[Collected data]
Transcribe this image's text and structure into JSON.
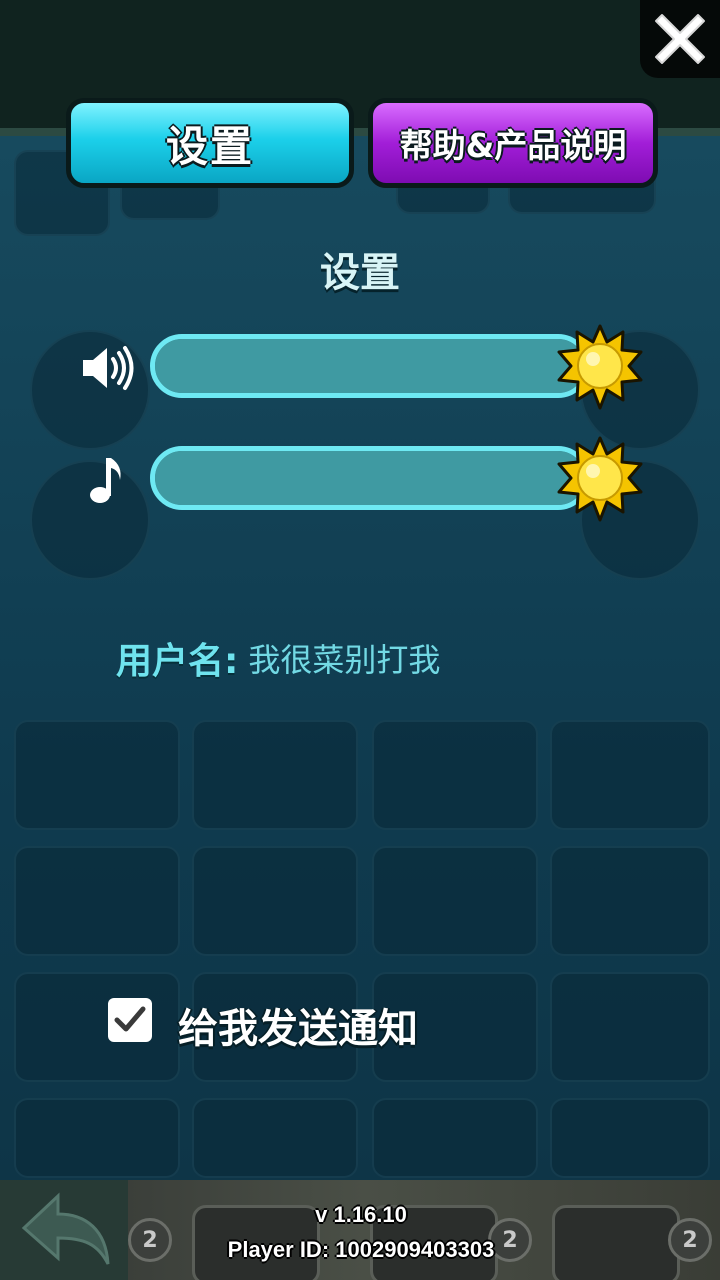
{
  "tabs": {
    "settings_label": "设置",
    "help_label": "帮助&产品说明"
  },
  "settings": {
    "heading": "设置",
    "sound_volume": 1.0,
    "music_volume": 1.0,
    "sound_icon": "speaker-icon",
    "music_icon": "music-note-icon",
    "knob_icon": "sun-icon"
  },
  "username": {
    "label": "用户名:",
    "value": "我很菜别打我"
  },
  "notifications": {
    "label": "给我发送通知",
    "checked": true
  },
  "footer": {
    "version": "v 1.16.10",
    "player_id": "Player ID: 1002909403303"
  },
  "colors": {
    "settings_tab": "#1cd0ea",
    "help_tab": "#a21ed8",
    "slider_border": "#6ee9f3",
    "username_text": "#6fe3ee"
  }
}
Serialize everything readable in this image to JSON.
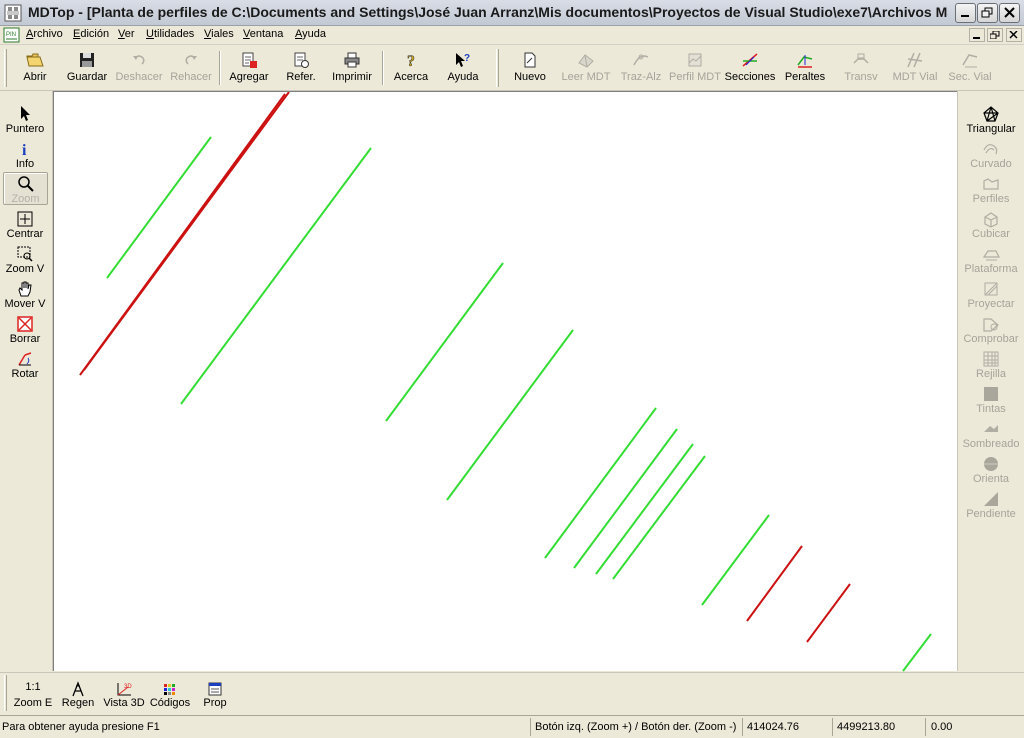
{
  "window": {
    "title": "MDTop - [Planta de perfiles de C:\\Documents and Settings\\José Juan Arranz\\Mis documentos\\Proyectos de Visual Studio\\exe7\\Archivos MSI Ejemplo..."
  },
  "menu": {
    "items": [
      "Archivo",
      "Edición",
      "Ver",
      "Utilidades",
      "Viales",
      "Ventana",
      "Ayuda"
    ]
  },
  "toolbar": {
    "abrir": "Abrir",
    "guardar": "Guardar",
    "deshacer": "Deshacer",
    "rehacer": "Rehacer",
    "agregar": "Agregar",
    "refer": "Refer.",
    "imprimir": "Imprimir",
    "acerca": "Acerca",
    "ayuda": "Ayuda",
    "nuevo": "Nuevo",
    "leer_mdt": "Leer MDT",
    "traz_alz": "Traz-Alz",
    "perfil_mdt": "Perfil MDT",
    "secciones": "Secciones",
    "peraltes": "Peraltes",
    "transv": "Transv",
    "mdt_vial": "MDT Vial",
    "sec_vial": "Sec. Vial"
  },
  "left_tools": [
    "Puntero",
    "Info",
    "Zoom",
    "Centrar",
    "Zoom V",
    "Mover V",
    "Borrar",
    "Rotar"
  ],
  "right_tools": [
    "Triangular",
    "Curvado",
    "Perfiles",
    "Cubicar",
    "Plataforma",
    "Proyectar",
    "Comprobar",
    "Rejilla",
    "Tintas",
    "Sombreado",
    "Orienta",
    "Pendiente"
  ],
  "bottom_tools": {
    "zoom_e_icon_text": "1:1",
    "zoom_e": "Zoom E",
    "regen": "Regen",
    "vista3d": "Vista 3D",
    "codigos": "Códigos",
    "prop": "Prop"
  },
  "status": {
    "help": "Para obtener ayuda presione F1",
    "mouse_hint": "Botón izq. (Zoom +) / Botón der. (Zoom -)",
    "coord_x": "414024.76",
    "coord_y": "4499213.80",
    "coord_z": "0.00"
  },
  "colors": {
    "green_line": "#33dd33",
    "red_line": "#cc1111"
  }
}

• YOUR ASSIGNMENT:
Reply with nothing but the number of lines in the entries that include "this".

• FINISHED EXERCISE:
2